*** Data shown
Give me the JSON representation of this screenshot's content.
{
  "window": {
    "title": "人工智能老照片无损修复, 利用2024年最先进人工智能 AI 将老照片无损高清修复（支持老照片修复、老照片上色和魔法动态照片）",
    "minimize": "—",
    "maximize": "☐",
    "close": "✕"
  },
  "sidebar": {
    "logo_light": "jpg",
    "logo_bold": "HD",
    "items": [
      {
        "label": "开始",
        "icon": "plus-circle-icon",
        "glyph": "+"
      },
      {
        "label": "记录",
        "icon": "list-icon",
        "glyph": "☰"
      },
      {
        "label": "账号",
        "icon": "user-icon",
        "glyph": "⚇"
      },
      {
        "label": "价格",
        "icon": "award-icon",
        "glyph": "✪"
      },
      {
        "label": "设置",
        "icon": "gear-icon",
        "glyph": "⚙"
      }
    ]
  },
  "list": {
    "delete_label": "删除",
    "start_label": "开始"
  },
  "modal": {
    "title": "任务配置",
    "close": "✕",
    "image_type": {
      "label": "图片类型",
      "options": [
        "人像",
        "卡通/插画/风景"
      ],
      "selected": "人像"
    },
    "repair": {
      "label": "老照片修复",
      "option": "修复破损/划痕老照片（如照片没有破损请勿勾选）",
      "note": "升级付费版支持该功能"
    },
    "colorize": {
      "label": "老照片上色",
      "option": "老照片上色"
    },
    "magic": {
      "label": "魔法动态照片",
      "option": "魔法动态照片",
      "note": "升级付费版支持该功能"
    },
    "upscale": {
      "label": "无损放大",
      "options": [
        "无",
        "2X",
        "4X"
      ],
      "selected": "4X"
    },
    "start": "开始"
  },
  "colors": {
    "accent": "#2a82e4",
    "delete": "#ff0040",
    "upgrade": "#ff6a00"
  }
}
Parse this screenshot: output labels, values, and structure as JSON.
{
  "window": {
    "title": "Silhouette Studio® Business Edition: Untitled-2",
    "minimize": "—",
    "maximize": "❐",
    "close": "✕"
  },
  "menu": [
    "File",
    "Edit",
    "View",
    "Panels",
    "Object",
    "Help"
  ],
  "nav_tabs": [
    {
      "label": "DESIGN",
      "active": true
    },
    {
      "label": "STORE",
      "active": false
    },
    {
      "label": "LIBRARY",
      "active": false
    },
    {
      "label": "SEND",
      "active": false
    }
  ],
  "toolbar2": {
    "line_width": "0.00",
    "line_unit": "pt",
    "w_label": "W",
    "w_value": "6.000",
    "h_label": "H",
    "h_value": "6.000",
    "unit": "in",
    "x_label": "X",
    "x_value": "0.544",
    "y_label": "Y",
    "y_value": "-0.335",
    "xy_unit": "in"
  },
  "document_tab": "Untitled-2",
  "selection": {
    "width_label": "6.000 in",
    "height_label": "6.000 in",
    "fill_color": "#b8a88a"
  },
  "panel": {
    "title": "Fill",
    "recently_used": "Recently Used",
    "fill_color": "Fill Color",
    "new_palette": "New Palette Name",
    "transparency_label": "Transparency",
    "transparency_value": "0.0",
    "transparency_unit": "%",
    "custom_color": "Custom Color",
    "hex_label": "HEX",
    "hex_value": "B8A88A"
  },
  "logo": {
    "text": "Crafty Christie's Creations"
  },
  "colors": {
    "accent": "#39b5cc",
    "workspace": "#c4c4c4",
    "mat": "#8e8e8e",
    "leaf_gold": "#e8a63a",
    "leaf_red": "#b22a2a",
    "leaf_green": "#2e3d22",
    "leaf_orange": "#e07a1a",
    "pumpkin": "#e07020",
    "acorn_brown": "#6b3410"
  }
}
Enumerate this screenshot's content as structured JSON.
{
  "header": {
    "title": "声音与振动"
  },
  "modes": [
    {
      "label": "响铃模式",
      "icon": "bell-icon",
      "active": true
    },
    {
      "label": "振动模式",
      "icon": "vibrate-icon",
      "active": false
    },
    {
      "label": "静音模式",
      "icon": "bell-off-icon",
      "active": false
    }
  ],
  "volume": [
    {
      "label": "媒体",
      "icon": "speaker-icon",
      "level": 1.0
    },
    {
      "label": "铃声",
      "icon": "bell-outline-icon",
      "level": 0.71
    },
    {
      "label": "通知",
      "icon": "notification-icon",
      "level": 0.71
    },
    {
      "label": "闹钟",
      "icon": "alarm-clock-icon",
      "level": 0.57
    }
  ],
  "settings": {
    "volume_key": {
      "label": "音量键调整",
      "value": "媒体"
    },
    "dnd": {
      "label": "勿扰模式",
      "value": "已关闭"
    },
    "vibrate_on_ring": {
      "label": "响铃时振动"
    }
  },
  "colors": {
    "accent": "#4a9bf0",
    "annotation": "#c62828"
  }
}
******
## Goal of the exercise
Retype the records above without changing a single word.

## Response area
Give me the JSON representation of this screenshot's content.
{
  "window": {
    "title": "人工智能老照片无损修复, 利用2024年最先进人工智能 AI 将老照片无损高清修复（支持老照片修复、老照片上色和魔法动态照片）",
    "minimize": "—",
    "maximize": "☐",
    "close": "✕"
  },
  "sidebar": {
    "logo_light": "jpg",
    "logo_bold": "HD",
    "items": [
      {
        "label": "开始",
        "icon": "plus-circle-icon",
        "glyph": "+"
      },
      {
        "label": "记录",
        "icon": "list-icon",
        "glyph": "☰"
      },
      {
        "label": "账号",
        "icon": "user-icon",
        "glyph": "⚇"
      },
      {
        "label": "价格",
        "icon": "award-icon",
        "glyph": "✪"
      },
      {
        "label": "设置",
        "icon": "gear-icon",
        "glyph": "⚙"
      }
    ]
  },
  "list": {
    "delete_label": "删除",
    "start_label": "开始"
  },
  "modal": {
    "title": "任务配置",
    "close": "✕",
    "image_type": {
      "label": "图片类型",
      "options": [
        "人像",
        "卡通/插画/风景"
      ],
      "selected": "人像"
    },
    "repair": {
      "label": "老照片修复",
      "option": "修复破损/划痕老照片（如照片没有破损请勿勾选）",
      "note": "升级付费版支持该功能"
    },
    "colorize": {
      "label": "老照片上色",
      "option": "老照片上色"
    },
    "magic": {
      "label": "魔法动态照片",
      "option": "魔法动态照片",
      "note": "升级付费版支持该功能"
    },
    "upscale": {
      "label": "无损放大",
      "options": [
        "无",
        "2X",
        "4X"
      ],
      "selected": "4X"
    },
    "start": "开始"
  },
  "colors": {
    "accent": "#2a82e4",
    "delete": "#ff0040",
    "upgrade": "#ff6a00"
  }
}
Parse this screenshot: output labels, values, and structure as JSON.
{
  "window": {
    "title": "Silhouette Studio® Business Edition: Untitled-2",
    "minimize": "—",
    "maximize": "❐",
    "close": "✕"
  },
  "menu": [
    "File",
    "Edit",
    "View",
    "Panels",
    "Object",
    "Help"
  ],
  "nav_tabs": [
    {
      "label": "DESIGN",
      "active": true
    },
    {
      "label": "STORE",
      "active": false
    },
    {
      "label": "LIBRARY",
      "active": false
    },
    {
      "label": "SEND",
      "active": false
    }
  ],
  "toolbar2": {
    "line_width": "0.00",
    "line_unit": "pt",
    "w_label": "W",
    "w_value": "6.000",
    "h_label": "H",
    "h_value": "6.000",
    "unit": "in",
    "x_label": "X",
    "x_value": "0.544",
    "y_label": "Y",
    "y_value": "-0.335",
    "xy_unit": "in"
  },
  "document_tab": "Untitled-2",
  "selection": {
    "width_label": "6.000 in",
    "height_label": "6.000 in",
    "fill_color": "#b8a88a"
  },
  "panel": {
    "title": "Fill",
    "recently_used": "Recently Used",
    "fill_color": "Fill Color",
    "new_palette": "New Palette Name",
    "transparency_label": "Transparency",
    "transparency_value": "0.0",
    "transparency_unit": "%",
    "custom_color": "Custom Color",
    "hex_label": "HEX",
    "hex_value": "B8A88A"
  },
  "logo": {
    "text": "Crafty Christie's Creations"
  },
  "colors": {
    "accent": "#39b5cc",
    "workspace": "#c4c4c4",
    "mat": "#8e8e8e",
    "leaf_gold": "#e8a63a",
    "leaf_red": "#b22a2a",
    "leaf_green": "#2e3d22",
    "leaf_orange": "#e07a1a",
    "pumpkin": "#e07020",
    "acorn_brown": "#6b3410"
  }
}
Enumerate this screenshot's content as structured JSON.
{
  "header": {
    "title": "声音与振动"
  },
  "modes": [
    {
      "label": "响铃模式",
      "icon": "bell-icon",
      "active": true
    },
    {
      "label": "振动模式",
      "icon": "vibrate-icon",
      "active": false
    },
    {
      "label": "静音模式",
      "icon": "bell-off-icon",
      "active": false
    }
  ],
  "volume": [
    {
      "label": "媒体",
      "icon": "speaker-icon",
      "level": 1.0
    },
    {
      "label": "铃声",
      "icon": "bell-outline-icon",
      "level": 0.71
    },
    {
      "label": "通知",
      "icon": "notification-icon",
      "level": 0.71
    },
    {
      "label": "闹钟",
      "icon": "alarm-clock-icon",
      "level": 0.57
    }
  ],
  "settings": {
    "volume_key": {
      "label": "音量键调整",
      "value": "媒体"
    },
    "dnd": {
      "label": "勿扰模式",
      "value": "已关闭"
    },
    "vibrate_on_ring": {
      "label": "响铃时振动"
    }
  },
  "colors": {
    "accent": "#4a9bf0",
    "annotation": "#c62828"
  }
}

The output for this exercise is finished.